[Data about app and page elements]
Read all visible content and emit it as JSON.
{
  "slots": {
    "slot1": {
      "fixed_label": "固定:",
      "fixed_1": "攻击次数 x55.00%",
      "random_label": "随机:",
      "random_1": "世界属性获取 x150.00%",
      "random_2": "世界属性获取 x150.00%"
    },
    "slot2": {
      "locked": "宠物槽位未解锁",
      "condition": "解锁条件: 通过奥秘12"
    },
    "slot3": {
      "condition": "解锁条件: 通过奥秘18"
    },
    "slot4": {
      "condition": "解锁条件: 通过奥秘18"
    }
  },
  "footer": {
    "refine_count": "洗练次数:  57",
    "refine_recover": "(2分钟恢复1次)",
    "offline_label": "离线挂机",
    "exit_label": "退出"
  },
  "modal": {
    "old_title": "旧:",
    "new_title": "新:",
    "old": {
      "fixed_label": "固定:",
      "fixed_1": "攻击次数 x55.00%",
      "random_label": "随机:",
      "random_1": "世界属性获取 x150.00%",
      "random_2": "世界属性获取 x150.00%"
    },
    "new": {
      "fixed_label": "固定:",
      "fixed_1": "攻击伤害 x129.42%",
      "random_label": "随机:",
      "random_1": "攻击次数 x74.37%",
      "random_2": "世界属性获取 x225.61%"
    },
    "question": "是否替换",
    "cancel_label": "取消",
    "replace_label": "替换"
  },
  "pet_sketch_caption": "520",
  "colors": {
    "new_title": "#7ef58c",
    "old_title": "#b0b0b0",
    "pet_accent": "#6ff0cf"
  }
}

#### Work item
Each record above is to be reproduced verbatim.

#### Exercise response
Read all visible content and emit it as JSON.
{
  "slots": {
    "slot1": {
      "fixed_label": "固定:",
      "fixed_1": "攻击次数 x55.00%",
      "random_label": "随机:",
      "random_1": "世界属性获取 x150.00%",
      "random_2": "世界属性获取 x150.00%"
    },
    "slot2": {
      "locked": "宠物槽位未解锁",
      "condition": "解锁条件: 通过奥秘12"
    },
    "slot3": {
      "condition": "解锁条件: 通过奥秘18"
    },
    "slot4": {
      "condition": "解锁条件: 通过奥秘18"
    }
  },
  "footer": {
    "refine_count": "洗练次数:  57",
    "refine_recover": "(2分钟恢复1次)",
    "offline_label": "离线挂机",
    "exit_label": "退出"
  },
  "modal": {
    "old_title": "旧:",
    "new_title": "新:",
    "old": {
      "fixed_label": "固定:",
      "fixed_1": "攻击次数 x55.00%",
      "random_label": "随机:",
      "random_1": "世界属性获取 x150.00%",
      "random_2": "世界属性获取 x150.00%"
    },
    "new": {
      "fixed_label": "固定:",
      "fixed_1": "攻击伤害 x129.42%",
      "random_label": "随机:",
      "random_1": "攻击次数 x74.37%",
      "random_2": "世界属性获取 x225.61%"
    },
    "question": "是否替换",
    "cancel_label": "取消",
    "replace_label": "替换"
  },
  "pet_sketch_caption": "520",
  "colors": {
    "new_title": "#7ef58c",
    "old_title": "#b0b0b0",
    "pet_accent": "#6ff0cf"
  }
}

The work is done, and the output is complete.